    listOfIndices = [alphabet.index(key) for key in overlapKeys]
    

    Also,

    key = list('example')
    

    is unneccessary. Strings are lists of characters. Use

    key = 'example'
    

  • answered 2018-02-13 00:45 juanpa.arrivillaga

    You want a mapping from letters to numbers, so use a mapping data-structure, e.g. a dict:

    >>> alphamap = dict(zip(alphabet, range(len(alphabet)))
    >>> alphamap
    {'h': 7, 'e': 4, 'g': 6, 'n': 13, 'm': 12, 's': 18, 'x': 23, 'r': 17, 'o': 14, 'f': 5, 'a': 0, 'v': 21, 't': 19, 'd': 3, 'j': 9, 'l': 11, 'b': 1, 'u': 20, 'y': 24, 'q': 16, 'k': 10, 'c': 2, 'w': 22, 'p': 15, 'i': 8, 'z': 25}
    >>> def convert(string, map_):
    ...     return  [map_[c] for c in string]
    ...
    >>> convert('example', alphamap)
    [4, 23, 0, 12, 15, 11, 4]
    

    Note, your original approach could be simplified to:

    >>> list(map(alphabet.index, 'example'))
    [4, 23, 0, 12, 15, 11, 4]
    

    However, using alphabet.index is less efficient than using a mapping (since it has to do a linear search each time rather than a constant-time hash).

    Also, note I've iterated over strings directly, no need to put them into a list, strings are sequences just like list objects. They can be iterated over, sliced, etc. However, they are immutable.

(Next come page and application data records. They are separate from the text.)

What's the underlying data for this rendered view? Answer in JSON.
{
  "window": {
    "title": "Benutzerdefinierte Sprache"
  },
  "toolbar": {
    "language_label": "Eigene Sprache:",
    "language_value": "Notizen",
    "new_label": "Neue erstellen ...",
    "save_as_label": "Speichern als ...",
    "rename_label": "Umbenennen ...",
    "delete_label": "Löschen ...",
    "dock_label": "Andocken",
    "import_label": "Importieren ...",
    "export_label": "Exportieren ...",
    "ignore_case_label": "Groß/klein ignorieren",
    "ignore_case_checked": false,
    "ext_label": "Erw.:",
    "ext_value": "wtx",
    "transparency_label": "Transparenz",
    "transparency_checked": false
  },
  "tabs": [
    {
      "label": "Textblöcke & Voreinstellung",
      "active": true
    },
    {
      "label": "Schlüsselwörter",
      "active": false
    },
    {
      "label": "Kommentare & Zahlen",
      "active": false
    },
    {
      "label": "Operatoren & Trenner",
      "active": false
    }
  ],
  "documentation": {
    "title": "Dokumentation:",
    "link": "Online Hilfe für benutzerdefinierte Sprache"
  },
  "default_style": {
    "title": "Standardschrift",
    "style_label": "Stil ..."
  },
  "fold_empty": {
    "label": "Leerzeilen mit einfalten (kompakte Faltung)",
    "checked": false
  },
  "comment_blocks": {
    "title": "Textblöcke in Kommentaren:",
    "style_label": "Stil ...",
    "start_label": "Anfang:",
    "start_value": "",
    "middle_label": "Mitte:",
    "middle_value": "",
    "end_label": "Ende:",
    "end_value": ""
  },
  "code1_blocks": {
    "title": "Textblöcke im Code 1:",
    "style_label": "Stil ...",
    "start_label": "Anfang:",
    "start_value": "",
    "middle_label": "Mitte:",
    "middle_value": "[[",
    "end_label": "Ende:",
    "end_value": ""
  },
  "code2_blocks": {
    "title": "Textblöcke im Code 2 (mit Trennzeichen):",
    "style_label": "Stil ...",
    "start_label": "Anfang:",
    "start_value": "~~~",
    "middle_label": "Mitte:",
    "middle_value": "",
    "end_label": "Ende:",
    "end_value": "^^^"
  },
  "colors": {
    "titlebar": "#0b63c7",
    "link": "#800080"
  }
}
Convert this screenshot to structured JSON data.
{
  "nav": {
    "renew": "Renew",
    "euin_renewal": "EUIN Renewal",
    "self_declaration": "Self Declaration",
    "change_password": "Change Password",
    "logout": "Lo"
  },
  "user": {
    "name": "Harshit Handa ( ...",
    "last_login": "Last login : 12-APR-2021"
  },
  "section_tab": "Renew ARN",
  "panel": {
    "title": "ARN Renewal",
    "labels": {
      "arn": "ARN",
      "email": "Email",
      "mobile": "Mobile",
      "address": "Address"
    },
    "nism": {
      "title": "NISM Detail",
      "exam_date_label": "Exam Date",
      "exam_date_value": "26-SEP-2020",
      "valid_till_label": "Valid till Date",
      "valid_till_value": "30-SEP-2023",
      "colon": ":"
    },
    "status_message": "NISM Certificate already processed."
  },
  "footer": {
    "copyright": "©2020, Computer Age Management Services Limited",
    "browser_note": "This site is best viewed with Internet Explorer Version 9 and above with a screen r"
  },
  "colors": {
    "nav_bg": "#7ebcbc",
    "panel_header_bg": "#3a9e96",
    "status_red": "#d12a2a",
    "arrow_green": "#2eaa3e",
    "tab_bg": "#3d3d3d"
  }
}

    Finally, the above approach will fail if there isn't a corresponding value, i.e. a special, non-alphabetic character.

    >>> convert("example!", alphamap)
    Traceback (most recent call last):
      File "<stdin>", line 1, in <module>
      File "<stdin>", line 2, in convert
      File "<stdin>", line 2, in <listcomp>
    KeyError: '!'
    

    This may or may not be desirable. Alternatively, you can approach this by using .get with a default-value, e.g:

    >>> def convert(string, map_, default=-1):
    ...     return  [map_.get(c, default) for c in string]
    ...
    >>> convert("example!", alphamap)
    [4, 23, 0, 12, 15, 11, 4, -1]
    

  • answered 2018-02-13 00:48 Guy

    If it’s all ascii, something like below should work - convert letter to numeric representation, then subtract 97 as that’s ‘a’ in ascii

    a = ord(‘a’)
    [ord(c)-a for c in ‘example’.lower()]
    

  • answered 2018-02-13 00:53 Kanak

    Somehow in the same spirit as Guy, what about counting in base 36 (and following DyZ's and mhawke's advices),

    >>> a = int('a', 36)
    >>> [int(c, 36) - a for c in 'example']
    [4, 23, 0, 12, 15, 11, 4]
    


    Note that this method is case insensitive, and works if it’s all ascii (which appears to be the case since you play with string.ascii_lowercase).

  • answered 2018-02-13 00:57 mhawke

    Your example seems a little off... wouldn't x be 23, m 12, etc?

    >>> s = 'example'
    >>> [(c, string.ascii_lowercase.index(c)) for c in s]    # as a list of tuples
    [('e', 4), ('x', 23), ('a', 0), ('m', 12), ('p', 15), ('l', 11), ('e', 4)]
    

    This would be a little inefficient for longer strings because the use of index() effectively makes this an O(n**2) solution.

    A better way is to use a lookup dictionary to convert from a character to its index. Because a dict lookup is O(1) the resulting solution will be O(n), which is much better.

    # create a dict that maps characters to indices
    indices = {c: index for index, c in enumerate(string.ascii_lowercase)}
    # perform the conversion
    >>> s = 'example'
    >>> [(c, indices.get(c, -1)) for c in s]
    [('e', 4), ('x', 23), ('a', 0), ('m', 12), ('p', 15), ('l', 11), ('e', 4)]
    

    If you wanted just the indices:

    >>> [indices.get(c, -1) for c in s]
    [4, 23, 0, 12, 15, 11, 4]